(RECORDS TO PROCESS begins)

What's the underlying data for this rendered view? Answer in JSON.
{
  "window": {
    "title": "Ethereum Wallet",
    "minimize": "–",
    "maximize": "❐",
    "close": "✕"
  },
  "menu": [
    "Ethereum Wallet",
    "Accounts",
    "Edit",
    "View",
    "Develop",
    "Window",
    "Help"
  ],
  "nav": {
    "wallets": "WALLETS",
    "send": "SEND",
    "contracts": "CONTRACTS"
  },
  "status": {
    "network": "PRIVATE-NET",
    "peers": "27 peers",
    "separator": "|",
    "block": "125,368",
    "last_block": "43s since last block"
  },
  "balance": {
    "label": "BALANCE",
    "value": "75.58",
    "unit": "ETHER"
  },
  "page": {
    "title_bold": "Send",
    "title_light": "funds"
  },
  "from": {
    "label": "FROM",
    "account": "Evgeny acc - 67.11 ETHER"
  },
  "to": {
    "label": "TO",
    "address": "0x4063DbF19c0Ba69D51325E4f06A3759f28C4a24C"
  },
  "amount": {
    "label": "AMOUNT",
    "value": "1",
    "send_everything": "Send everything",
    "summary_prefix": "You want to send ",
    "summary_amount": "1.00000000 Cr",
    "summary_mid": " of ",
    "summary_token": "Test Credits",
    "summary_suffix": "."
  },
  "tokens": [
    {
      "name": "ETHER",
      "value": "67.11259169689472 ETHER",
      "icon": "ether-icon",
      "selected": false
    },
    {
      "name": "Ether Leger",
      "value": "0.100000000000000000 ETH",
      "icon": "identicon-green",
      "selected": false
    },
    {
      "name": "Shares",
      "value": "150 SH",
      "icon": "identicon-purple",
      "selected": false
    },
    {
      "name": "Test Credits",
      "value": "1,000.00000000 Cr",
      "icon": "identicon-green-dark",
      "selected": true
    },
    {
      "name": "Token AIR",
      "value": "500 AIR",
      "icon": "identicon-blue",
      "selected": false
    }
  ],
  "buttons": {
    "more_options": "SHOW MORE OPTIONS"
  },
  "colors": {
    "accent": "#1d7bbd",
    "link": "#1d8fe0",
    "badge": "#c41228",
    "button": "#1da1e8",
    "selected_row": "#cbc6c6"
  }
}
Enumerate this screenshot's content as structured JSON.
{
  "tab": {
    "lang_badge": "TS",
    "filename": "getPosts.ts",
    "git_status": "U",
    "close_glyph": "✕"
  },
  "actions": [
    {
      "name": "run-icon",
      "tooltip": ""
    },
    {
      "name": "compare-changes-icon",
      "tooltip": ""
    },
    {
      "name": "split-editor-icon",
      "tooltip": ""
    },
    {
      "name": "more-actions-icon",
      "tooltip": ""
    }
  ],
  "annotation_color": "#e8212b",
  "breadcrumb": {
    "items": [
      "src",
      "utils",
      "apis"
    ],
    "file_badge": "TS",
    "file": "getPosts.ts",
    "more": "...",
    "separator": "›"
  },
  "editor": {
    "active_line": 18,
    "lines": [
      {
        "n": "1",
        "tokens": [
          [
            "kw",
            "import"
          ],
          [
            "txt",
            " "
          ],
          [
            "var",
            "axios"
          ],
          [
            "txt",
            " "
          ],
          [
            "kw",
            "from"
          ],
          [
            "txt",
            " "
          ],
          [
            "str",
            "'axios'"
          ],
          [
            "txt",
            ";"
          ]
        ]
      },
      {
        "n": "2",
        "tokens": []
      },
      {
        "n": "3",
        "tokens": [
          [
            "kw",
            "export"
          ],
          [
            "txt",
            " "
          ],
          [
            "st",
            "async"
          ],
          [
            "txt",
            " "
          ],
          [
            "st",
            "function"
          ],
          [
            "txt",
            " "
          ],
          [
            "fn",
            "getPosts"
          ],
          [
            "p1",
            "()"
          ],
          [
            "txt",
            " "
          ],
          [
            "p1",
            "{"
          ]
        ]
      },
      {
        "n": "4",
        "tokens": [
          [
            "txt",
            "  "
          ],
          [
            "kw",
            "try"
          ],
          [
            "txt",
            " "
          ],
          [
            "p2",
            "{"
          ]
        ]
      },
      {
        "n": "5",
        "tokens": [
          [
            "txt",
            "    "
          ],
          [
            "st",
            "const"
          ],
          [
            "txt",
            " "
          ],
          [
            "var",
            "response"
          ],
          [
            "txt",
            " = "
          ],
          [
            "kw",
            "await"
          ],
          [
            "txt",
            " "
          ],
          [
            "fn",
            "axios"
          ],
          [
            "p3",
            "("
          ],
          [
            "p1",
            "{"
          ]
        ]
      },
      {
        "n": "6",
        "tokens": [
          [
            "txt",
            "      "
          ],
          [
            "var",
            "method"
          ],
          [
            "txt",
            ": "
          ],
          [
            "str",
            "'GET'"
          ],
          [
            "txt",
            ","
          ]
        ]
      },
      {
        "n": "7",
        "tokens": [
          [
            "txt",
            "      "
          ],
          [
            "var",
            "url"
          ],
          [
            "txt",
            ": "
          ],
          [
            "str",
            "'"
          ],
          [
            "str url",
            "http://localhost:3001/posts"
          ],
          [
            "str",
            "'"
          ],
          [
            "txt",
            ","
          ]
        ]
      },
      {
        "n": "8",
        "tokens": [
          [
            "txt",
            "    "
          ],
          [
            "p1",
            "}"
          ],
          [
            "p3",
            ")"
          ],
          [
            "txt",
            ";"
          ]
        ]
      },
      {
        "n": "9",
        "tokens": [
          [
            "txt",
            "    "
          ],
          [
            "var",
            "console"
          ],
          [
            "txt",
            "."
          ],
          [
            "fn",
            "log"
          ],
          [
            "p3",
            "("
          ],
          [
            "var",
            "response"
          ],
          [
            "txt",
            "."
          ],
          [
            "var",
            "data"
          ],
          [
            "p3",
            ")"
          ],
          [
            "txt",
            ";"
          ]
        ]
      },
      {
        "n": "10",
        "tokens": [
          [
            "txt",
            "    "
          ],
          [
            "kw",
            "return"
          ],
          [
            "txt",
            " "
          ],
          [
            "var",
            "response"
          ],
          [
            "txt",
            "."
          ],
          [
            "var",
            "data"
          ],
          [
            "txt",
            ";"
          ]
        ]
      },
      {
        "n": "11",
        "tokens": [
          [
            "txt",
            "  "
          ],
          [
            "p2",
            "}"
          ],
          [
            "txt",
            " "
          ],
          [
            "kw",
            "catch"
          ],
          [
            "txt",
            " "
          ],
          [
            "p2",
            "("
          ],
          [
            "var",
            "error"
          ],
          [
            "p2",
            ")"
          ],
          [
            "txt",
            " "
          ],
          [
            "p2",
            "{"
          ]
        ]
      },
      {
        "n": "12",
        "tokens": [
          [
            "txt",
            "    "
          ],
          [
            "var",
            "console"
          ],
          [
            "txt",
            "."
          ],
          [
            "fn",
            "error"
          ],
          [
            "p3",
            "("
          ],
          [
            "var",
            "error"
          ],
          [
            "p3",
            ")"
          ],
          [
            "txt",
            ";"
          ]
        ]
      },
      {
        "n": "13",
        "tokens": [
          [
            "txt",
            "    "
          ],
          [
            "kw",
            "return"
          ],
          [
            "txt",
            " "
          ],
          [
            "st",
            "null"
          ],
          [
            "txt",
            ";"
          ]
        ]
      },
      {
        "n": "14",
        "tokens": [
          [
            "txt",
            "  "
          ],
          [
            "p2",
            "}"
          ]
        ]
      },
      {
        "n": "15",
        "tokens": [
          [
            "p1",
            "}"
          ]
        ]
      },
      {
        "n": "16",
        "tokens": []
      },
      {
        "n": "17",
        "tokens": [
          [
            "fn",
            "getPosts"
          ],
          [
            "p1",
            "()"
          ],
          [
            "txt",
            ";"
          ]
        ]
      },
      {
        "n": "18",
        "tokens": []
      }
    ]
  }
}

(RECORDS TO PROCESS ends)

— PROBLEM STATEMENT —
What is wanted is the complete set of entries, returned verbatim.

— FINISHED TASK —
What's the underlying data for this rendered view? Answer in JSON.
{
  "window": {
    "title": "Ethereum Wallet",
    "minimize": "–",
    "maximize": "❐",
    "close": "✕"
  },
  "menu": [
    "Ethereum Wallet",
    "Accounts",
    "Edit",
    "View",
    "Develop",
    "Window",
    "Help"
  ],
  "nav": {
    "wallets": "WALLETS",
    "send": "SEND",
    "contracts": "CONTRACTS"
  },
  "status": {
    "network": "PRIVATE-NET",
    "peers": "27 peers",
    "separator": "|",
    "block": "125,368",
    "last_block": "43s since last block"
  },
  "balance": {
    "label": "BALANCE",
    "value": "75.58",
    "unit": "ETHER"
  },
  "page": {
    "title_bold": "Send",
    "title_light": "funds"
  },
  "from": {
    "label": "FROM",
    "account": "Evgeny acc - 67.11 ETHER"
  },
  "to": {
    "label": "TO",
    "address": "0x4063DbF19c0Ba69D51325E4f06A3759f28C4a24C"
  },
  "amount": {
    "label": "AMOUNT",
    "value": "1",
    "send_everything": "Send everything",
    "summary_prefix": "You want to send ",
    "summary_amount": "1.00000000 Cr",
    "summary_mid": " of ",
    "summary_token": "Test Credits",
    "summary_suffix": "."
  },
  "tokens": [
    {
      "name": "ETHER",
      "value": "67.11259169689472 ETHER",
      "icon": "ether-icon",
      "selected": false
    },
    {
      "name": "Ether Leger",
      "value": "0.100000000000000000 ETH",
      "icon": "identicon-green",
      "selected": false
    },
    {
      "name": "Shares",
      "value": "150 SH",
      "icon": "identicon-purple",
      "selected": false
    },
    {
      "name": "Test Credits",
      "value": "1,000.00000000 Cr",
      "icon": "identicon-green-dark",
      "selected": true
    },
    {
      "name": "Token AIR",
      "value": "500 AIR",
      "icon": "identicon-blue",
      "selected": false
    }
  ],
  "buttons": {
    "more_options": "SHOW MORE OPTIONS"
  },
  "colors": {
    "accent": "#1d7bbd",
    "link": "#1d8fe0",
    "badge": "#c41228",
    "button": "#1da1e8",
    "selected_row": "#cbc6c6"
  }
}
Enumerate this screenshot's content as structured JSON.
{
  "tab": {
    "lang_badge": "TS",
    "filename": "getPosts.ts",
    "git_status": "U",
    "close_glyph": "✕"
  },
  "actions": [
    {
      "name": "run-icon",
      "tooltip": ""
    },
    {
      "name": "compare-changes-icon",
      "tooltip": ""
    },
    {
      "name": "split-editor-icon",
      "tooltip": ""
    },
    {
      "name": "more-actions-icon",
      "tooltip": ""
    }
  ],
  "annotation_color": "#e8212b",
  "breadcrumb": {
    "items": [
      "src",
      "utils",
      "apis"
    ],
    "file_badge": "TS",
    "file": "getPosts.ts",
    "more": "...",
    "separator": "›"
  },
  "editor": {
    "active_line": 18,
    "lines": [
      {
        "n": "1",
        "tokens": [
          [
            "kw",
            "import"
          ],
          [
            "txt",
            " "
          ],
          [
            "var",
            "axios"
          ],
          [
            "txt",
            " "
          ],
          [
            "kw",
            "from"
          ],
          [
            "txt",
            " "
          ],
          [
            "str",
            "'axios'"
          ],
          [
            "txt",
            ";"
          ]
        ]
      },
      {
        "n": "2",
        "tokens": []
      },
      {
        "n": "3",
        "tokens": [
          [
            "kw",
            "export"
          ],
          [
            "txt",
            " "
          ],
          [
            "st",
            "async"
          ],
          [
            "txt",
            " "
          ],
          [
            "st",
            "function"
          ],
          [
            "txt",
            " "
          ],
          [
            "fn",
            "getPosts"
          ],
          [
            "p1",
            "()"
          ],
          [
            "txt",
            " "
          ],
          [
            "p1",
            "{"
          ]
        ]
      },
      {
        "n": "4",
        "tokens": [
          [
            "txt",
            "  "
          ],
          [
            "kw",
            "try"
          ],
          [
            "txt",
            " "
          ],
          [
            "p2",
            "{"
          ]
        ]
      },
      {
        "n": "5",
        "tokens": [
          [
            "txt",
            "    "
          ],
          [
            "st",
            "const"
          ],
          [
            "txt",
            " "
          ],
          [
            "var",
            "response"
          ],
          [
            "txt",
            " = "
          ],
          [
            "kw",
            "await"
          ],
          [
            "txt",
            " "
          ],
          [
            "fn",
            "axios"
          ],
          [
            "p3",
            "("
          ],
          [
            "p1",
            "{"
          ]
        ]
      },
      {
        "n": "6",
        "tokens": [
          [
            "txt",
            "      "
          ],
          [
            "var",
            "method"
          ],
          [
            "txt",
            ": "
          ],
          [
            "str",
            "'GET'"
          ],
          [
            "txt",
            ","
          ]
        ]
      },
      {
        "n": "7",
        "tokens": [
          [
            "txt",
            "      "
          ],
          [
            "var",
            "url"
          ],
          [
            "txt",
            ": "
          ],
          [
            "str",
            "'"
          ],
          [
            "str url",
            "http://localhost:3001/posts"
          ],
          [
            "str",
            "'"
          ],
          [
            "txt",
            ","
          ]
        ]
      },
      {
        "n": "8",
        "tokens": [
          [
            "txt",
            "    "
          ],
          [
            "p1",
            "}"
          ],
          [
            "p3",
            ")"
          ],
          [
            "txt",
            ";"
          ]
        ]
      },
      {
        "n": "9",
        "tokens": [
          [
            "txt",
            "    "
          ],
          [
            "var",
            "console"
          ],
          [
            "txt",
            "."
          ],
          [
            "fn",
            "log"
          ],
          [
            "p3",
            "("
          ],
          [
            "var",
            "response"
          ],
          [
            "txt",
            "."
          ],
          [
            "var",
            "data"
          ],
          [
            "p3",
            ")"
          ],
          [
            "txt",
            ";"
          ]
        ]
      },
      {
        "n": "10",
        "tokens": [
          [
            "txt",
            "    "
          ],
          [
            "kw",
            "return"
          ],
          [
            "txt",
            " "
          ],
          [
            "var",
            "response"
          ],
          [
            "txt",
            "."
          ],
          [
            "var",
            "data"
          ],
          [
            "txt",
            ";"
          ]
        ]
      },
      {
        "n": "11",
        "tokens": [
          [
            "txt",
            "  "
          ],
          [
            "p2",
            "}"
          ],
          [
            "txt",
            " "
          ],
          [
            "kw",
            "catch"
          ],
          [
            "txt",
            " "
          ],
          [
            "p2",
            "("
          ],
          [
            "var",
            "error"
          ],
          [
            "p2",
            ")"
          ],
          [
            "txt",
            " "
          ],
          [
            "p2",
            "{"
          ]
        ]
      },
      {
        "n": "12",
        "tokens": [
          [
            "txt",
            "    "
          ],
          [
            "var",
            "console"
          ],
          [
            "txt",
            "."
          ],
          [
            "fn",
            "error"
          ],
          [
            "p3",
            "("
          ],
          [
            "var",
            "error"
          ],
          [
            "p3",
            ")"
          ],
          [
            "txt",
            ";"
          ]
        ]
      },
      {
        "n": "13",
        "tokens": [
          [
            "txt",
            "    "
          ],
          [
            "kw",
            "return"
          ],
          [
            "txt",
            " "
          ],
          [
            "st",
            "null"
          ],
          [
            "txt",
            ";"
          ]
        ]
      },
      {
        "n": "14",
        "tokens": [
          [
            "txt",
            "  "
          ],
          [
            "p2",
            "}"
          ]
        ]
      },
      {
        "n": "15",
        "tokens": [
          [
            "p1",
            "}"
          ]
        ]
      },
      {
        "n": "16",
        "tokens": []
      },
      {
        "n": "17",
        "tokens": [
          [
            "fn",
            "getPosts"
          ],
          [
            "p1",
            "()"
          ],
          [
            "txt",
            ";"
          ]
        ]
      },
      {
        "n": "18",
        "tokens": []
      }
    ]
  }
}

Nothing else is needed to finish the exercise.